**TASK OBJECTIVE**
Please tell how many of the lines below contain "JSON", using only a number.

(Records excerpted from a collection)
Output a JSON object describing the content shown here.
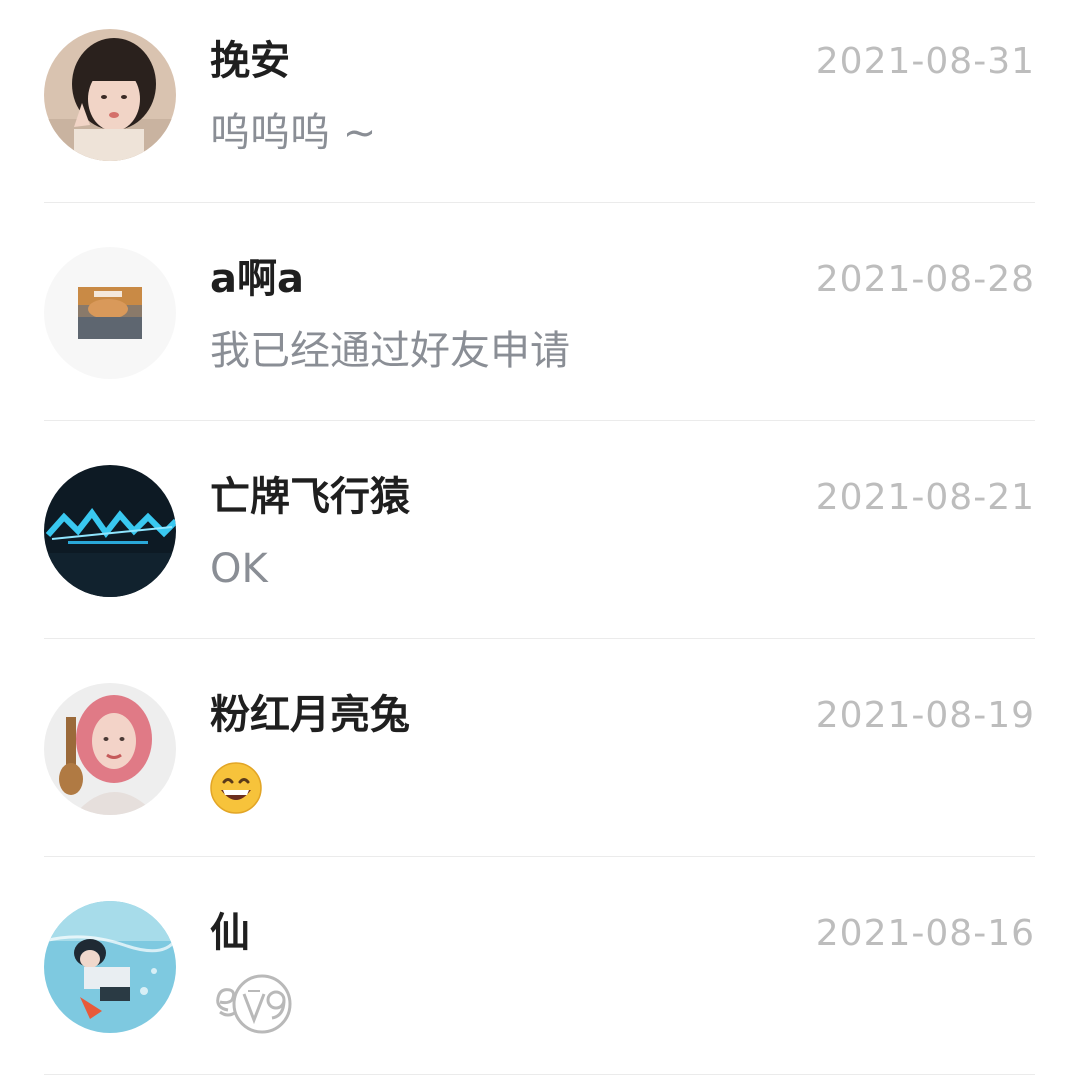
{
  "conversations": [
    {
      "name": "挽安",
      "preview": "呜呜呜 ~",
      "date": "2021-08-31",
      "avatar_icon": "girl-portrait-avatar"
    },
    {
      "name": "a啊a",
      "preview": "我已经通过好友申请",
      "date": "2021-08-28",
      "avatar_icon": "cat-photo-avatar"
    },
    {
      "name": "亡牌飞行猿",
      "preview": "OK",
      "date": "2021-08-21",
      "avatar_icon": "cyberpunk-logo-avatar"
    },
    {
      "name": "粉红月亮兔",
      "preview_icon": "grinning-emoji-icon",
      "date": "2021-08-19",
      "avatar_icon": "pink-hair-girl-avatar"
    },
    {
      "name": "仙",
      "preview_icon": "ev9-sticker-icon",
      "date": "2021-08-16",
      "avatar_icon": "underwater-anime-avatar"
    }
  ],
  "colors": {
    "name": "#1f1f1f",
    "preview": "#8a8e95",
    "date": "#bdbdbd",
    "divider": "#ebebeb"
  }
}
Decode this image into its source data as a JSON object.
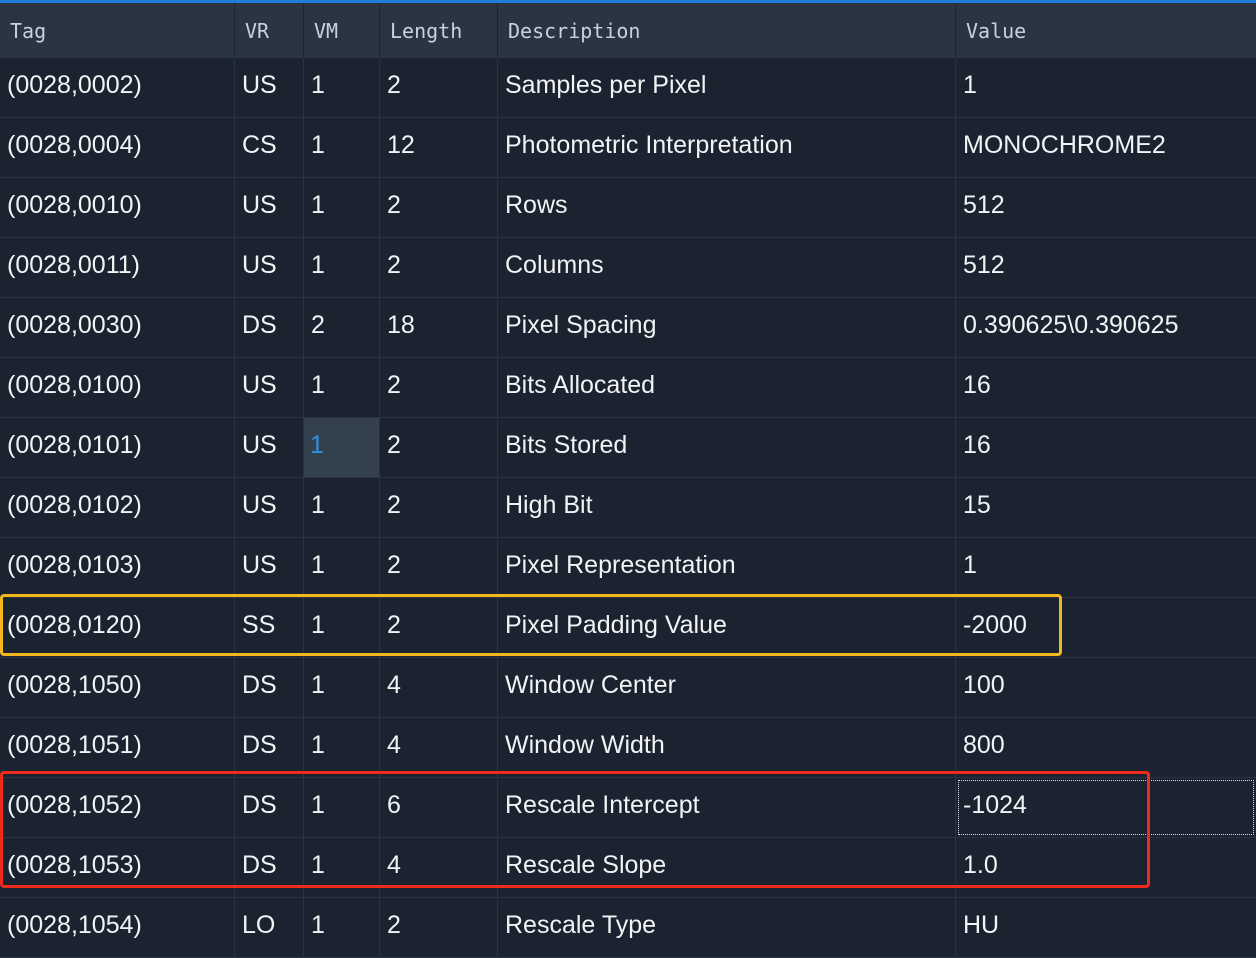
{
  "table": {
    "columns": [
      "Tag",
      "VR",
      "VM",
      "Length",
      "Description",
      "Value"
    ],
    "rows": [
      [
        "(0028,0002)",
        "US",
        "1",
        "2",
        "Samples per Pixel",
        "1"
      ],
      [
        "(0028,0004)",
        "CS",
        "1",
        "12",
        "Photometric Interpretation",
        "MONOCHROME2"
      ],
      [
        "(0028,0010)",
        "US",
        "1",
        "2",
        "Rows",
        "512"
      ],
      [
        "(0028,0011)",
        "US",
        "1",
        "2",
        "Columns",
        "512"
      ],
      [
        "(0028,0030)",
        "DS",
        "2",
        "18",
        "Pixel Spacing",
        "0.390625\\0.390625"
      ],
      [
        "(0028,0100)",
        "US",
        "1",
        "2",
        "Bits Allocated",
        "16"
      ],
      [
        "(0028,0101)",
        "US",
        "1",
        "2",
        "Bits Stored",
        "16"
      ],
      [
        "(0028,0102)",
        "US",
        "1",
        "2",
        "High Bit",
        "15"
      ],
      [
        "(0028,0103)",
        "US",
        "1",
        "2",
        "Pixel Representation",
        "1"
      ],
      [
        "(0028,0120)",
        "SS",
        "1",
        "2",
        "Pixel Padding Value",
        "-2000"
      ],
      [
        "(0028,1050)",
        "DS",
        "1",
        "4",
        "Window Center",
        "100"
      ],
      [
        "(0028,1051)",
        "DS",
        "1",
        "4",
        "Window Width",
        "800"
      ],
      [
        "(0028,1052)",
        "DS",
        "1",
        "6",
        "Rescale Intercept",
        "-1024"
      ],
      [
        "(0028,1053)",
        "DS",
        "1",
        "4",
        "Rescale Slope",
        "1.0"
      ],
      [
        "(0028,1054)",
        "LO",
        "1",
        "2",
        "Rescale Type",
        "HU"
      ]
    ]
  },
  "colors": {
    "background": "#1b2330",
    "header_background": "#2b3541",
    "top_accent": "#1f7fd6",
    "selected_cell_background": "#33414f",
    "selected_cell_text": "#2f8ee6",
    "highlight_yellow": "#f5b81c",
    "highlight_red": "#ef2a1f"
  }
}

**RESPONSE BOX**
2